Review Summary: Sithu Aye's ambitious third studio record set's its course for Andromeda and never descends below the stratosphere for its entire runtime.
Set Course for Andromeda is an Instrumental Progressive Metal record by Scotland based guitarist Sithu Aye. This record is created with great ambition, clocking in at a whopping 75-minutes in runtime, there is an absolute mountain of qualities to digest within this album. With most tracks eclipsing the 7-minute mark with ease. The ambition is felt right from the get-go with the fantastic opener that is Set Course for Andromeda!!!
. Sithu wastes no time in showing his incredible fretwork throughout the track. The track is a glorious wash to the senses of sonic bliss, as is every track on the record. Space Cadet
begins record beautifully with a simple lead line and an electronic synth following shortly after, the track feels like you are about to embark on a grand journey, and that you most definitely are, filled with a great atmosphere, this track is a great way to start the record.
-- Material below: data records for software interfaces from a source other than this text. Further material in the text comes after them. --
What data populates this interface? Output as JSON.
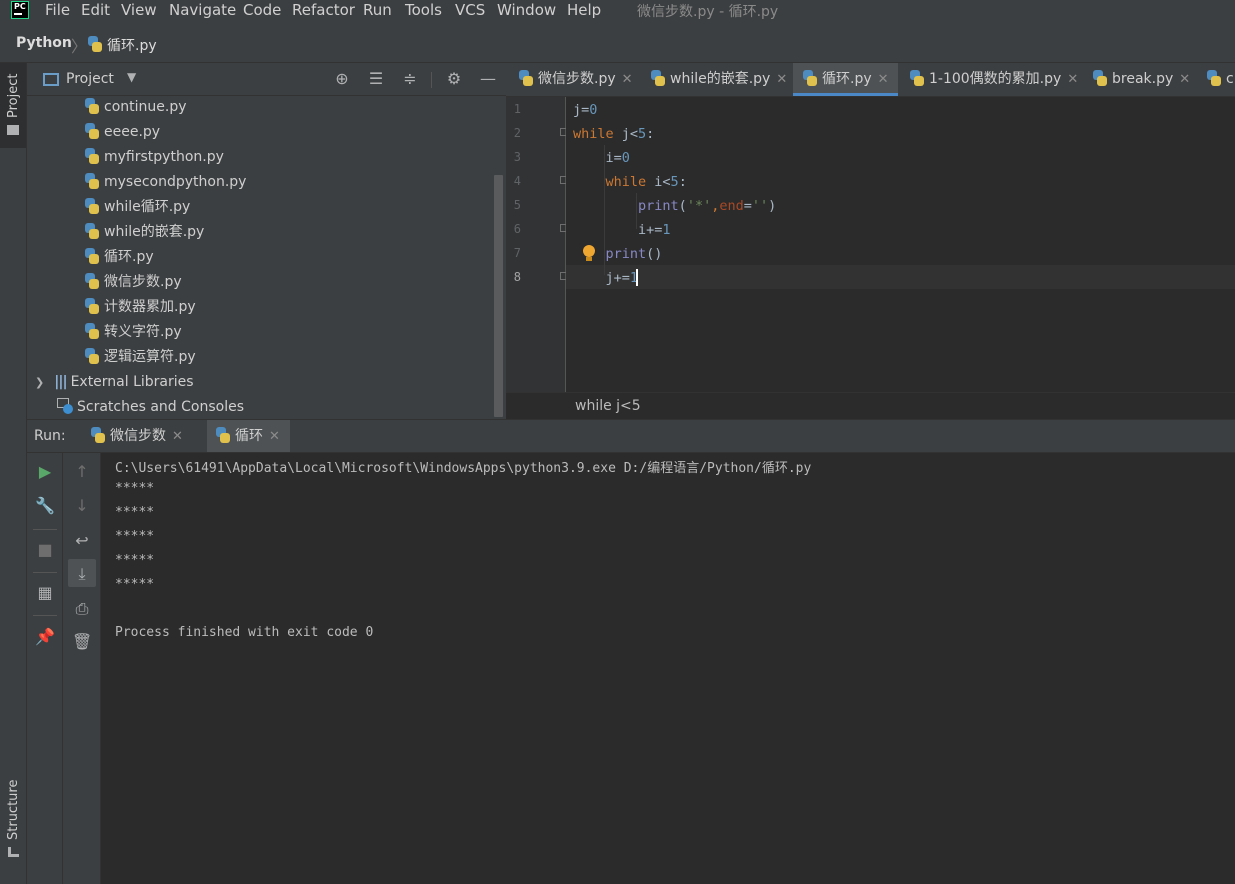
{
  "menu": [
    "File",
    "Edit",
    "View",
    "Navigate",
    "Code",
    "Refactor",
    "Run",
    "Tools",
    "VCS",
    "Window",
    "Help"
  ],
  "window_title": "微信步数.py - 循环.py",
  "breadcrumb": {
    "project": "Python",
    "file": "循环.py"
  },
  "left_strip": {
    "project_label": "Project",
    "structure_label": "Structure"
  },
  "project_panel": {
    "title": "Project",
    "files": [
      "continue.py",
      "eeee.py",
      "myfirstpython.py",
      "mysecondpython.py",
      "while循环.py",
      "while的嵌套.py",
      "循环.py",
      "微信步数.py",
      "计数器累加.py",
      "转义字符.py",
      "逻辑运算符.py"
    ],
    "external_libraries": "External Libraries",
    "scratches": "Scratches and Consoles"
  },
  "editor_tabs": [
    {
      "label": "微信步数.py",
      "selected": false
    },
    {
      "label": "while的嵌套.py",
      "selected": false
    },
    {
      "label": "循环.py",
      "selected": true
    },
    {
      "label": "1-100偶数的累加.py",
      "selected": false
    },
    {
      "label": "break.py",
      "selected": false
    },
    {
      "label": "c",
      "selected": false
    }
  ],
  "line_numbers": [
    "1",
    "2",
    "3",
    "4",
    "5",
    "6",
    "7",
    "8"
  ],
  "code_breadcrumb": "while j<5",
  "run": {
    "label": "Run:",
    "tabs": [
      {
        "label": "微信步数"
      },
      {
        "label": "循环"
      }
    ],
    "output": [
      "C:\\Users\\61491\\AppData\\Local\\Microsoft\\WindowsApps\\python3.9.exe D:/编程语言/Python/循环.py",
      "*****",
      "*****",
      "*****",
      "*****",
      "*****",
      "",
      "Process finished with exit code 0"
    ]
  },
  "colors": {
    "accent": "#4a88c7",
    "keyword": "#cc7832",
    "number": "#6897bb",
    "string": "#6a8759",
    "builtin": "#8888c6"
  }
}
Sithu is definitely on the same playing field as the likes of Plini and Aaron Marshall of Intervals to name a few. His softer leads I'd argue are better than the more shreddier sections at times, for example, the bridge section in the title track is a stunning display of subtle playing with great use of vibrato, extremely mesmerizing.
This record feels like a culmination of all that makes up the DNA of Instrumental Progressive Music. The album features every artist one could possibly think of regarding this genre, Plini, Aaron Marshall of Intervals, Yvette Young of Covet, Jake Howsam Lowe of The Helix Nebula, David Maxim Micic, and I am MISSING some. This is a truly a staggering line-up of artists, the only ones I could think of that are let out are Chris Letchford of Scale the Summit, and maybe Tim Henson and Scott LePage of Polyphia? Nonetheless, every artist featured here brings every track that has a feature to unquantifiable heights. Such as David Maxim's staggeringly beautiful ending solo on Beyond the Boundary
, or Aaron Marshall's extremely fun outro solo on Transient Transistors
, it's hard to even begin to describe how grand these tracks feel at times. Yvette Young's beautiful violin playing on the title track compliments everything that is heard stunningly well. The acoustic guitar behind it gives it a very grounded feel, such an enriching and vibrant atmosphere that brings in such an earnest and attractive light. Plini's inclusion in the most jazz focused track on the album Spiral
works fantastically well as one may expect, I would argue this track is the most accessible on the record, mostly due to its length, but also it's rather simplistic song structure compared to the rest of the record, it offers a great breath of fresh air from all of the other longer runtime tracks.
Although the drums are programmed, they sound quite real in my opinion, harkening back to the track Spiral
, it really does sound like a real drummer is playing, in my personal opinion. Beautiful accentuation of ghost notes for that more jazzy feel, I also love the tone on the snare, super complimentary to everything that's going on in the strings department. The kick sits just right, not too overbearing or anything of that regard. Rhythm guitars often get out shun by the lead work, but constant lush chords are being played in abundance through a large duration of the record, very open sounding, it plays a large part in what makes this record sonically so grandiose sounding. The bass provides a great low end to the overall presentation, and it is quite audible which I am a big fan of, once again, extremely complementary to the overall bigger picture, although admittedly it doesn't do much more than playing route notes. And of course, I will reiterate about Sithu's playing, he is a top tier guitarist in this genre, without a doubt. His playing reminds me a lot of John Petrucci of Dream Theater (for the gen Z people), so blisteringly quick at times, but also stunningly gorgeous sonically, his playing takes me to the world of Andromeda, quite literally.
As if this record was not strong enough, The Andromedan
closes the record off with its colossal 30-minute runtime. Everything said previously regarding this record can be reiterated here. Such a pleasant and stunning listen from beginning to end, from Pt. I: A Single Step
to Pt. IV: Mother of Creation
, it's an incredible, magnificent journey. Comparisons can be made towards Rush's 2112 I would suppose, but not much is common between the two other than they are long epics in parts, and both derive in abundance from outer space travel and sci-fi inspiration. There are subtle Meshuggah influences scattered throughout such as the strong-rooted groove bass section seen in Pt. IV: The Darkness Within
. It gives it a great metal edge, or perhaps a Progressive Metalcore edge that works swimmingly alongside all of the other qualities on display. As the name suggests, this track takes quite a dark and sinister turn, a nice switch from what is seen on the record overall, although there are heavy sections on previous tracks as well. I feel like I really don't have to explain what makes this record as a whole so great, but I did anyway. This record is a landmark in the landscape of Instrumental Progressive Music and should be seen as a classic to avid followers of the genre for years to come.